(Page and application data records)
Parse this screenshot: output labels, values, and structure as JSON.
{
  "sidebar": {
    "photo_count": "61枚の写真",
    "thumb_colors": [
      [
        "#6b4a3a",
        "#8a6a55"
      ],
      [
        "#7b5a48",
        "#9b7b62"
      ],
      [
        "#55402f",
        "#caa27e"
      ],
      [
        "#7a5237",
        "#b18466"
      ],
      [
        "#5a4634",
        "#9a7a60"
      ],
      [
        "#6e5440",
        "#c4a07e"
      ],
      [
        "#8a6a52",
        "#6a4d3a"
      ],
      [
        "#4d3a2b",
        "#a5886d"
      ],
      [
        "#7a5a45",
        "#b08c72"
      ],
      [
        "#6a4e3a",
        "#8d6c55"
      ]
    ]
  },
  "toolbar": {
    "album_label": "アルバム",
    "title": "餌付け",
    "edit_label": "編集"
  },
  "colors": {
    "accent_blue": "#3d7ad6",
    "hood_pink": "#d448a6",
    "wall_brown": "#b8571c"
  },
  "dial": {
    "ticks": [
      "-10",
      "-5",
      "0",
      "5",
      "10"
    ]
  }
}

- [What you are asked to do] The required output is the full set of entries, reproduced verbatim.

- [Solution to this problem]
Parse this screenshot: output labels, values, and structure as JSON.
{
  "sidebar": {
    "photo_count": "61枚の写真",
    "thumb_colors": [
      [
        "#6b4a3a",
        "#8a6a55"
      ],
      [
        "#7b5a48",
        "#9b7b62"
      ],
      [
        "#55402f",
        "#caa27e"
      ],
      [
        "#7a5237",
        "#b18466"
      ],
      [
        "#5a4634",
        "#9a7a60"
      ],
      [
        "#6e5440",
        "#c4a07e"
      ],
      [
        "#8a6a52",
        "#6a4d3a"
      ],
      [
        "#4d3a2b",
        "#a5886d"
      ],
      [
        "#7a5a45",
        "#b08c72"
      ],
      [
        "#6a4e3a",
        "#8d6c55"
      ]
    ]
  },
  "toolbar": {
    "album_label": "アルバム",
    "title": "餌付け",
    "edit_label": "編集"
  },
  "colors": {
    "accent_blue": "#3d7ad6",
    "hood_pink": "#d448a6",
    "wall_brown": "#b8571c"
  },
  "dial": {
    "ticks": [
      "-10",
      "-5",
      "0",
      "5",
      "10"
    ]
  }
}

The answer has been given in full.